We've talked before about the danger of trading up in the draft, how it reduces your number of picks, your total number of lottery tickets. Unless you hold a Top 10 pick, you’re probably better off trading down and accumulating more picks, even if they’re nominally lower ones. Or, as it’s otherwise known, the Bill Belichick-method.
Another interesting article which I can’t find, which I should have bookmarked, dealt with the usual reasoning that leads a team/GM to trade up in the draft. Very often, it’s because a team has identified a particular player as a ‘must have’, either due to his intrinsic potential, or often because he’s the specific type of player or plays a specific position or role that is targeted. That pass-rusher or stout inside linebacker who’s the final piece of the puzzle, or the right-handed scoring centreman who’ll round out your prospects.
The author argued that having that kind of mentality almost invariably leads a GM to overvalue the last-available pass-rusher in a tier, or that one rightie centre with a first-round grade. It causes a team to ‘fall in love’ with a certain player, to attach to his intangibles, and to be desperate to not lose out on him.
2010 may have been that kind of draft for the Canadiens. Maybe the brass, however skeletal the management team headed by Pierre Gauthier may have been, had identified a big bruising defenceman, a Zdeno Chara-type, as a necessary building block that was needed, right now. But Erik Gudbranson was long gone at #3, and so was 6’5″ Dylan McIlrath at #10 to the Rangers.
So the Canadiens traded their second-round pick and their first-round pick for the Coyotes’ first-round pick, five slots higher at #22, to ensure they didn’t miss out on Jarred Tinordi.
Now, this isn’t a condemnation of the player. I think we need to be patient with him, allow him to develop into his big body. I still believe in the prospect. So does departing Bulldogs Assistant Coach Stéphan Lebeau, who spoke very positively about him as a player and about his game. But practically, the urgency, the identification of our young giant as the player we had to have, is not borne out by the developments later on.
If the Canadiens had stood pat, had ‘let the draft come to them’, and at #27 sorted through the best-available players and still chose a defenceman, even if Jarred was gone by then, they might have come up with John Merrill or Justin Faulk, who were available then and eventually picked early in the second round. And the Canadiens would have held on to their own second-rounder.
And if at that point toughness on the blue line was still a desired component to have, maybe it could have been picked up in the form of Radko Gudas in the second round.
Of course this is all revisionism, we can’t know what Trevor Timmins’ list looked like, who was on it, but the general concept of trading up, especially late in the first round, is at least demonstrably questionable. As the Sportsnet study shows, the value of a late-first is more akin to a third rounder in value than it is to a Top 5 pick.

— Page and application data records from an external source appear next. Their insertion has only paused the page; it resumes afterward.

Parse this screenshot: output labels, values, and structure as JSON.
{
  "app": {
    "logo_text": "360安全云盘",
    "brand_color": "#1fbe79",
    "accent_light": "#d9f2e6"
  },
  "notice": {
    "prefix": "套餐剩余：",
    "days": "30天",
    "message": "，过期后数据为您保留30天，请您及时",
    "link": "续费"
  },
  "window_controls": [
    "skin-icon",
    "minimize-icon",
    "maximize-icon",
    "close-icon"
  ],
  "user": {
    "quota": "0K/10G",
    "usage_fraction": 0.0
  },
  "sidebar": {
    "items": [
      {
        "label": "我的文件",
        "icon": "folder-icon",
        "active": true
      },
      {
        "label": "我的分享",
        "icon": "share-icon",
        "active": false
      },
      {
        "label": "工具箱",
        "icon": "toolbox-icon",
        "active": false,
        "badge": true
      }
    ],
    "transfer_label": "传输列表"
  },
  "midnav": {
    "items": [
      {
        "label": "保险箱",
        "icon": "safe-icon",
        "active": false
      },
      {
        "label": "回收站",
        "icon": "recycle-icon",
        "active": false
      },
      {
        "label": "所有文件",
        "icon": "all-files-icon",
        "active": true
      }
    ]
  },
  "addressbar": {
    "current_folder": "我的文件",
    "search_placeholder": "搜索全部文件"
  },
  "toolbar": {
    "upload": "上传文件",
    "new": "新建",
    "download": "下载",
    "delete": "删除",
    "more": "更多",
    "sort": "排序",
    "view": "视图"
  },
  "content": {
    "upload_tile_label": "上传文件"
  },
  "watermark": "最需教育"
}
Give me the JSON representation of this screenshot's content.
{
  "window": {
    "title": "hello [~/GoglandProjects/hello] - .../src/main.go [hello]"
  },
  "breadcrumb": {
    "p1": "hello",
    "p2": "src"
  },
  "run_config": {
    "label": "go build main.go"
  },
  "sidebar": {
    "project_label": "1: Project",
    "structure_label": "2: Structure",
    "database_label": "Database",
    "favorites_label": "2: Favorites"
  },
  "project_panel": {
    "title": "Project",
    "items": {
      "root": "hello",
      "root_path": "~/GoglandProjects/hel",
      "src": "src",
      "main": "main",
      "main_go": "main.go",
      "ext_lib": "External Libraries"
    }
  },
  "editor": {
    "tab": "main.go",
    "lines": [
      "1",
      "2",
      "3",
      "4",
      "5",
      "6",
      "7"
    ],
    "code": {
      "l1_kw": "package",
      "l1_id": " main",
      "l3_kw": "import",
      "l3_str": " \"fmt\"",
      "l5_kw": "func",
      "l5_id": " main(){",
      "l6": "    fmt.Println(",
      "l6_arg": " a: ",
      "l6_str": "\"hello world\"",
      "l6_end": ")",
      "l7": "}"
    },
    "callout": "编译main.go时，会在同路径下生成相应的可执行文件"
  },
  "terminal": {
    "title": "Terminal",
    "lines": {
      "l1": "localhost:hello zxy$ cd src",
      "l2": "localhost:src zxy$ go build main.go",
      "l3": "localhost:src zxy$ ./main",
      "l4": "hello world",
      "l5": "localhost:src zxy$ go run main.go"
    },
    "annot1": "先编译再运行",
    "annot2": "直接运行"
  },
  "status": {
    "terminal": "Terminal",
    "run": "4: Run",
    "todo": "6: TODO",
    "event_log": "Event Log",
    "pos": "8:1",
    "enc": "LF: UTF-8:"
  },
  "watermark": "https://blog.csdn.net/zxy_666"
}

Which goes a long way to explaining this examination of the 2010 draft for the Canadiens by Hockey’s Future.
And the missing pieces we’re looking for, the lack of forward talent notably on the Canadiens this season, the Top 6 guys, which should right now be coming from the 2008, 2009 and 2010 drafts. Sure, a whiff on a first-rounder hurts your draft, but a whiff compounded with fewer picks, a draft with only a late-first and then no picks until the fourth, really makes it hard to come up with the talent you’d like from every draft class.
So, as tempting as some of these prospects ranked highly by scouts may look from our lowly 26th draft slot, we have to remain strong, discipline, inure ourselves from the sirens song.
And if we get a chance, we do trade down, and amass more picks, more kicks at the can, more shots at the dart board.
We need to, with our 2015 draft pick collection missing a second and a fourth-rounder due to the (ultimately beneficial) trade for Jeff Petry with Edmonton.